## Work task
Here the job is to restate every entry word for word.

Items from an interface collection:
===

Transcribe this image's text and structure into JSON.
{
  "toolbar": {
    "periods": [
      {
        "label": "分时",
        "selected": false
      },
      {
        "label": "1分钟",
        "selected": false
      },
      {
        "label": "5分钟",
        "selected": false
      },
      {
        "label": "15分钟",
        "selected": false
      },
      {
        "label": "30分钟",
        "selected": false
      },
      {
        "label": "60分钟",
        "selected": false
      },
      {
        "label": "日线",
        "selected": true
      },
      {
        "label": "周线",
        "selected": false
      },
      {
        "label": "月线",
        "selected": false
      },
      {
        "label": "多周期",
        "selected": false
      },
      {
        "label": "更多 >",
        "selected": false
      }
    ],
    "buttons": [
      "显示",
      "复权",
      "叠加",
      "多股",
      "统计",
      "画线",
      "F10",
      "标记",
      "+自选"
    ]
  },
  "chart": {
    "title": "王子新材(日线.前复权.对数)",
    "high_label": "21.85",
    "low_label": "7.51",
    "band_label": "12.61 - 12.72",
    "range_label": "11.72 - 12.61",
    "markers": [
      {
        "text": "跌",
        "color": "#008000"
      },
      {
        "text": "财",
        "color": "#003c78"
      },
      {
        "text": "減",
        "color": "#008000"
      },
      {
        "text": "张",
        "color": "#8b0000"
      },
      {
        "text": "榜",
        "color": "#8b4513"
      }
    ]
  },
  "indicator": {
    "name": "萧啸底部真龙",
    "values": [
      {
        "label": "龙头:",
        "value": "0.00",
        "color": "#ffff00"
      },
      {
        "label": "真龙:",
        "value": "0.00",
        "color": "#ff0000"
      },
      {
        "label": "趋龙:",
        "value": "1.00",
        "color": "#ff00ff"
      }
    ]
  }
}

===

## Worked solution
Transcribe this image's text and structure into JSON.
{
  "toolbar": {
    "periods": [
      {
        "label": "分时",
        "selected": false
      },
      {
        "label": "1分钟",
        "selected": false
      },
      {
        "label": "5分钟",
        "selected": false
      },
      {
        "label": "15分钟",
        "selected": false
      },
      {
        "label": "30分钟",
        "selected": false
      },
      {
        "label": "60分钟",
        "selected": false
      },
      {
        "label": "日线",
        "selected": true
      },
      {
        "label": "周线",
        "selected": false
      },
      {
        "label": "月线",
        "selected": false
      },
      {
        "label": "多周期",
        "selected": false
      },
      {
        "label": "更多 >",
        "selected": false
      }
    ],
    "buttons": [
      "显示",
      "复权",
      "叠加",
      "多股",
      "统计",
      "画线",
      "F10",
      "标记",
      "+自选"
    ]
  },
  "chart": {
    "title": "王子新材(日线.前复权.对数)",
    "high_label": "21.85",
    "low_label": "7.51",
    "band_label": "12.61 - 12.72",
    "range_label": "11.72 - 12.61",
    "markers": [
      {
        "text": "跌",
        "color": "#008000"
      },
      {
        "text": "财",
        "color": "#003c78"
      },
      {
        "text": "減",
        "color": "#008000"
      },
      {
        "text": "张",
        "color": "#8b0000"
      },
      {
        "text": "榜",
        "color": "#8b4513"
      }
    ]
  },
  "indicator": {
    "name": "萧啸底部真龙",
    "values": [
      {
        "label": "龙头:",
        "value": "0.00",
        "color": "#ffff00"
      },
      {
        "label": "真龙:",
        "value": "0.00",
        "color": "#ff0000"
      },
      {
        "label": "趋龙:",
        "value": "1.00",
        "color": "#ff00ff"
      }
    ]
  }
}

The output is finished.